I firmly believe the advice that one of the best things a writer can do for her career while querying or on submission is to write another book. I’ve thrown myself wholeheartedly into a new novel while I wait to hear back from agents I’ve queried. The downside to this is that I’m not devoting much time to my polished, complete novel right now.
I’ve been sending out queries in small batches, so that I can respond to any feedback I receive and improve my chances of getting requests for pages in the next round. But lately I’m so focused on my new project that I’ve neglected to send many queries. I tell myself I’m still waiting to hear back from some agents, but some of them say “no response means no,” and if I’m being honest, I’ve just been too caught up in writing new things to get excited about queries. But I need to get excited about queries. No one will read my books if they’re never published, and they won’t be published if I don’t send out queries. (Yes, I know I could self-publish, but the reasons why that’s not the right choice for me is a topic for another post.)
So if, like me, you’re easily drawn in by the next shiny project, how do you make sure you give other projects the time they deserve? I’m making a conscious effort to carve out time to devote to queries and contests. When I’m drafting, I like to sit and write in long stretches, and I don’t want to interrupt that time with queries. Instead, I’ve decided to work on queries before I start those stretches, and use drafting as a reward for getting through the business side of writing.
Another good time to query is during get-togethers with other writers. I’m fortunate to belong to a group that meets bi-weekly at a local coffee shop. After updates on each other’s work, we usually sit around and write for at least an hour. I have a hard time writing in coffee shops — too many distractions — so this is a perfect opportunity for me to send out already-written queries, research new agents to query, and check all of the writing-related blogs I follow. The other writers will hold me accountable, and I won’t feel frustrated by unproductive (or under-productive) writing time during our gatherings.
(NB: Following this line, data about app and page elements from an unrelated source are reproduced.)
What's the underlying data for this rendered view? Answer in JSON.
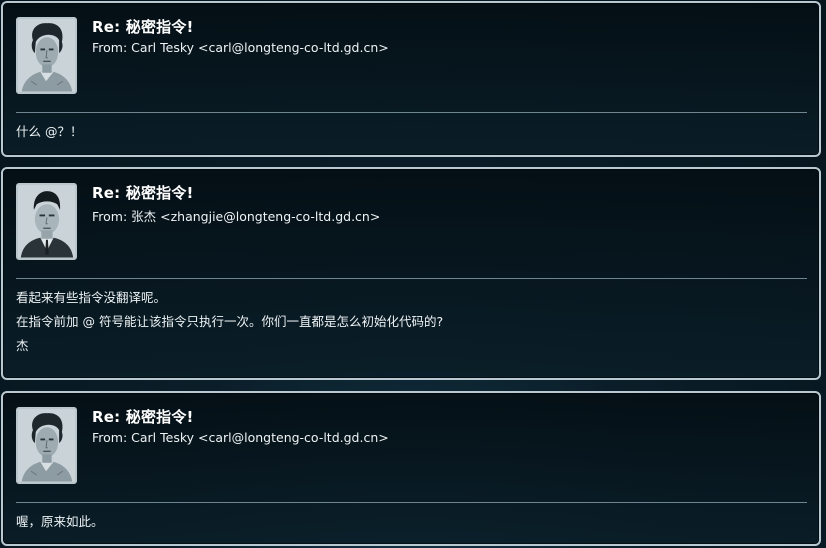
{
  "messages": [
    {
      "subject": "Re: 秘密指令!",
      "from": "From: Carl Tesky <carl@longteng-co-ltd.gd.cn>",
      "avatar_icon": "carl-portrait-avatar",
      "body": [
        "什么 @？！"
      ]
    },
    {
      "subject": "Re: 秘密指令!",
      "from": "From: 张杰 <zhangjie@longteng-co-ltd.gd.cn>",
      "avatar_icon": "zhangjie-portrait-avatar",
      "body": [
        "看起来有些指令没翻译呢。",
        "在指令前加 @ 符号能让该指令只执行一次。你们一直都是怎么初始化代码的?",
        "杰"
      ]
    },
    {
      "subject": "Re: 秘密指令!",
      "from": "From: Carl Tesky <carl@longteng-co-ltd.gd.cn>",
      "avatar_icon": "carl-portrait-avatar",
      "body": [
        "喔，原来如此。"
      ]
    }
  ],
  "colors": {
    "border": "#b8c9d1",
    "divider": "#6f8590",
    "background": "#0a1e29",
    "text": "#eef3f5"
  }
}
What about you? How do you balance querying one project and working on another?